◆ Dataset:
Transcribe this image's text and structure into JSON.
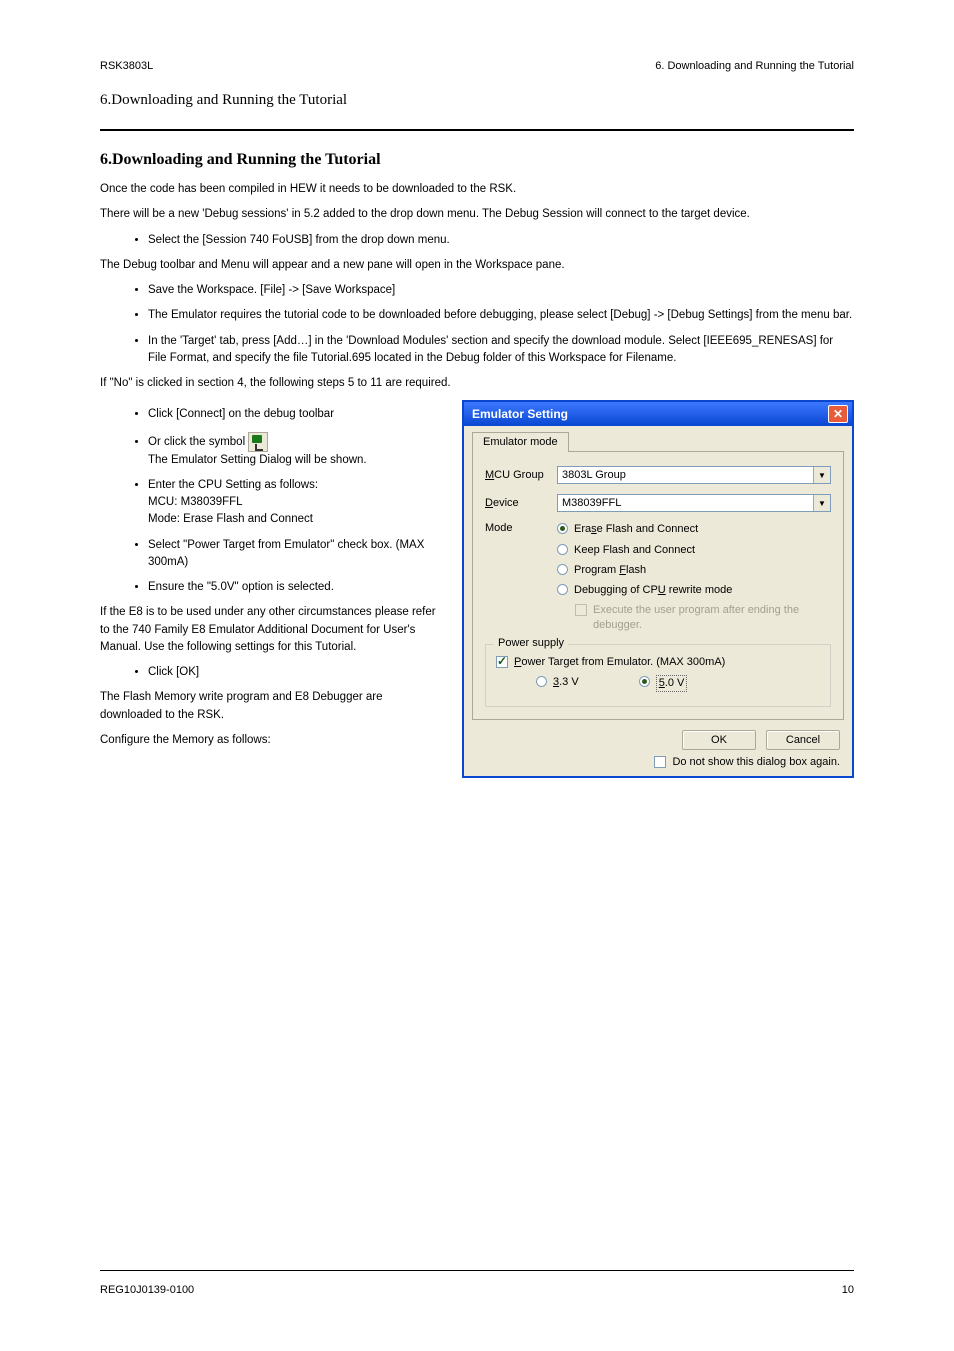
{
  "header": {
    "left": "RSK3803L",
    "right": "6. Downloading and Running the Tutorial"
  },
  "page_title": "6.Downloading and Running the Tutorial",
  "intro": "Once the code has been compiled in HEW it needs to be downloaded to the RSK.",
  "intro2_part1": "There will be a new ",
  "intro2_target": "'Debug sessions'",
  "intro2_part2": " in 5.2 added to the drop down menu. The Debug Session will connect to the target device.",
  "steps": {
    "s1": "Select the [Session 740 FoUSB] from the drop down menu.",
    "note_after_s1": "The Debug toolbar and Menu will appear and a new pane will open in the Workspace pane.",
    "s2": "Save the Workspace. [File] -> [Save Workspace]",
    "s3": "The Emulator requires the tutorial code to be downloaded before debugging, please select [Debug] -> [Debug Settings]  from the menu bar.",
    "s4_part1": "In the ",
    "s4_target": "'Target'",
    "s4_part2": " tab, press [Add…] in the ",
    "s4_modules": "'Download Modules'",
    "s4_part3": " section and specify the download module. Select [IEEE695_RENESAS] for File Format, and specify the file Tutorial.695 located in the Debug folder of this Workspace for Filename.",
    "note_after_s4": " If \"No\" is clicked in section 4, the following steps 5 to 11 are required."
  },
  "narrow": {
    "s5_pre": "Click [Connect] on the debug toolbar ",
    "s5_post": "",
    "or_start": "Or click the symbol ",
    "or_line2": "    The Emulator Setting Dialog will be shown.",
    "s6_p1": "Enter the CPU Setting as follows:",
    "s6_p2": "MCU: M38039FFL",
    "s6_p3": "Mode: Erase Flash and Connect",
    "s7": "Select \"Power Target from Emulator\" check box. (MAX 300mA)",
    "s8": "Ensure the \"5.0V\" option is selected.",
    "warn": "If the E8 is to be used under any other circumstances please refer to the 740 Family E8 Emulator Additional Document for User's Manual. Use the following settings for this Tutorial.",
    "s9": "Click [OK]",
    "post1": "The Flash Memory write program and E8 Debugger are downloaded to the RSK.",
    "post2": "Configure the Memory as follows:"
  },
  "dialog": {
    "title": "Emulator Setting",
    "tab": "Emulator mode",
    "mcu_label": "MCU Group",
    "mcu_value": "3803L Group",
    "device_label": "Device",
    "device_value": "M38039FFL",
    "mode_label": "Mode",
    "mode_opts": {
      "erase": "Erase Flash and Connect",
      "keep": "Keep Flash and Connect",
      "program": "Program Flash",
      "debug_cpu": "Debugging of CPU rewrite mode",
      "execute_after": "Execute the user program after ending the debugger."
    },
    "ps_legend": "Power supply",
    "ps_chk": "Power Target from Emulator. (MAX 300mA)",
    "v33": "3.3 V",
    "v50": "5.0 V",
    "ok": "OK",
    "cancel": "Cancel",
    "dont_show": "Do not show this dialog box again."
  },
  "footer": {
    "left": "REG10J0139-0100",
    "right": "10"
  }
}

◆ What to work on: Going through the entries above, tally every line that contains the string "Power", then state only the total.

◆ Exercise answer: 3